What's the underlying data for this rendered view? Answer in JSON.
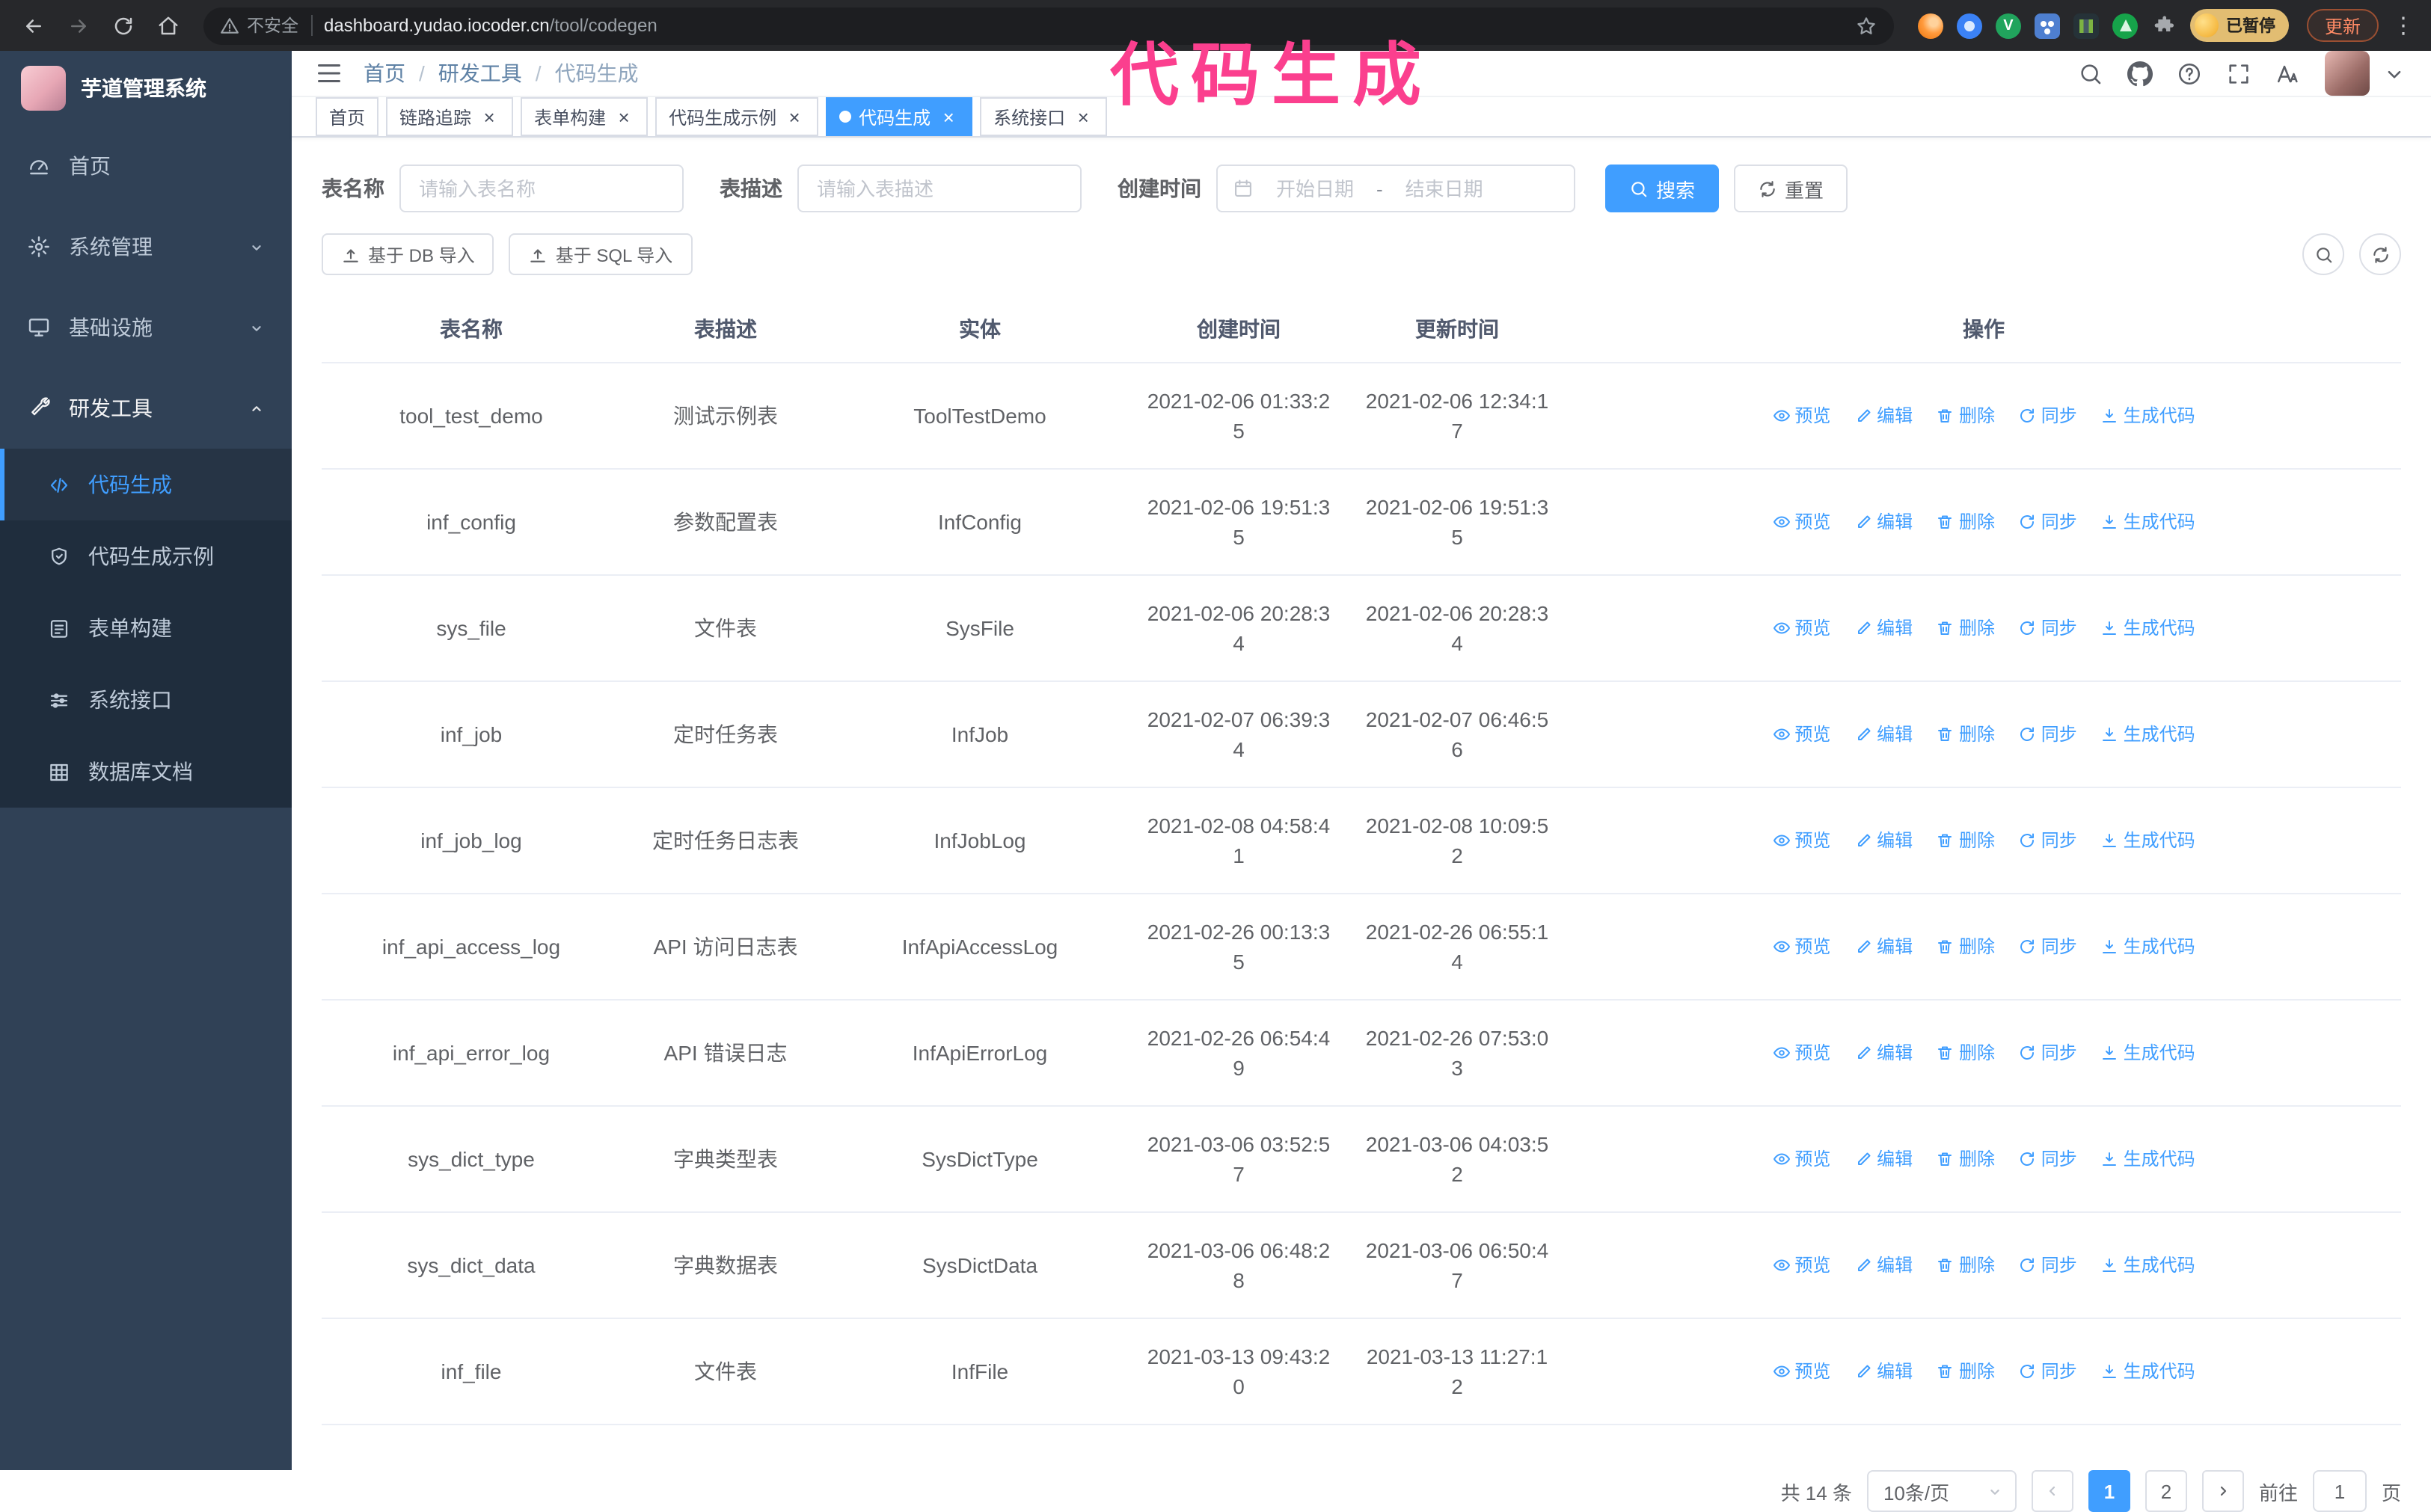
{
  "theme": {
    "accent_blue": "#409eff",
    "sidebar_bg": "#304156",
    "sidebar_submenu_bg": "#1f2d3d",
    "sidebar_text": "#bfcbd9",
    "annotation_pink": "#fb3f8e",
    "browser_toolbar_bg": "#27282b",
    "table_border": "#ebeef5"
  },
  "browser": {
    "security_label": "不安全",
    "url_host": "dashboard.yudao.iocoder.cn",
    "url_path": "/tool/codegen",
    "profile_badge": "已暂停",
    "update_button": "更新"
  },
  "annotation": "代码生成",
  "sidebar": {
    "logo_title": "芋道管理系统",
    "items": [
      {
        "label": "首页"
      },
      {
        "label": "系统管理"
      },
      {
        "label": "基础设施"
      },
      {
        "label": "研发工具"
      }
    ],
    "sub_items": [
      {
        "label": "代码生成"
      },
      {
        "label": "代码生成示例"
      },
      {
        "label": "表单构建"
      },
      {
        "label": "系统接口"
      },
      {
        "label": "数据库文档"
      }
    ]
  },
  "header": {
    "breadcrumb": [
      "首页",
      "研发工具",
      "代码生成"
    ],
    "separator": "/"
  },
  "tabs": [
    {
      "label": "首页"
    },
    {
      "label": "链路追踪"
    },
    {
      "label": "表单构建"
    },
    {
      "label": "代码生成示例"
    },
    {
      "label": "代码生成"
    },
    {
      "label": "系统接口"
    }
  ],
  "filters": {
    "table_name_label": "表名称",
    "table_name_placeholder": "请输入表名称",
    "table_desc_label": "表描述",
    "table_desc_placeholder": "请输入表描述",
    "create_time_label": "创建时间",
    "date_start_placeholder": "开始日期",
    "date_separator": "-",
    "date_end_placeholder": "结束日期",
    "search_button": "搜索",
    "reset_button": "重置"
  },
  "toolbar": {
    "import_db_button": "基于 DB 导入",
    "import_sql_button": "基于 SQL 导入"
  },
  "table": {
    "columns": [
      "表名称",
      "表描述",
      "实体",
      "创建时间",
      "更新时间",
      "操作"
    ],
    "actions": [
      "预览",
      "编辑",
      "删除",
      "同步",
      "生成代码"
    ],
    "rows": [
      {
        "name": "tool_test_demo",
        "desc": "测试示例表",
        "entity": "ToolTestDemo",
        "created": "2021-02-06 01:33:25",
        "updated": "2021-02-06 12:34:17"
      },
      {
        "name": "inf_config",
        "desc": "参数配置表",
        "entity": "InfConfig",
        "created": "2021-02-06 19:51:35",
        "updated": "2021-02-06 19:51:35"
      },
      {
        "name": "sys_file",
        "desc": "文件表",
        "entity": "SysFile",
        "created": "2021-02-06 20:28:34",
        "updated": "2021-02-06 20:28:34"
      },
      {
        "name": "inf_job",
        "desc": "定时任务表",
        "entity": "InfJob",
        "created": "2021-02-07 06:39:34",
        "updated": "2021-02-07 06:46:56"
      },
      {
        "name": "inf_job_log",
        "desc": "定时任务日志表",
        "entity": "InfJobLog",
        "created": "2021-02-08 04:58:41",
        "updated": "2021-02-08 10:09:52"
      },
      {
        "name": "inf_api_access_log",
        "desc": "API 访问日志表",
        "entity": "InfApiAccessLog",
        "created": "2021-02-26 00:13:35",
        "updated": "2021-02-26 06:55:14"
      },
      {
        "name": "inf_api_error_log",
        "desc": "API 错误日志",
        "entity": "InfApiErrorLog",
        "created": "2021-02-26 06:54:49",
        "updated": "2021-02-26 07:53:03"
      },
      {
        "name": "sys_dict_type",
        "desc": "字典类型表",
        "entity": "SysDictType",
        "created": "2021-03-06 03:52:57",
        "updated": "2021-03-06 04:03:52"
      },
      {
        "name": "sys_dict_data",
        "desc": "字典数据表",
        "entity": "SysDictData",
        "created": "2021-03-06 06:48:28",
        "updated": "2021-03-06 06:50:47"
      },
      {
        "name": "inf_file",
        "desc": "文件表",
        "entity": "InfFile",
        "created": "2021-03-13 09:43:20",
        "updated": "2021-03-13 11:27:12"
      }
    ]
  },
  "pagination": {
    "total": "共 14 条",
    "page_size": "10条/页",
    "pages": [
      "1",
      "2"
    ],
    "goto_label": "前往",
    "goto_value": "1",
    "unit_label": "页"
  }
}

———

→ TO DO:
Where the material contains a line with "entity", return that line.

→ SOLUTION TO THIS EXERCISE:
        "entity": "ToolTestDemo",
        "entity": "InfConfig",
        "entity": "SysFile",
        "entity": "InfJob",
        "entity": "InfJobLog",
        "entity": "InfApiAccessLog",
        "entity": "InfApiErrorLog",
        "entity": "SysDictType",
        "entity": "SysDictData",
        "entity": "InfFile",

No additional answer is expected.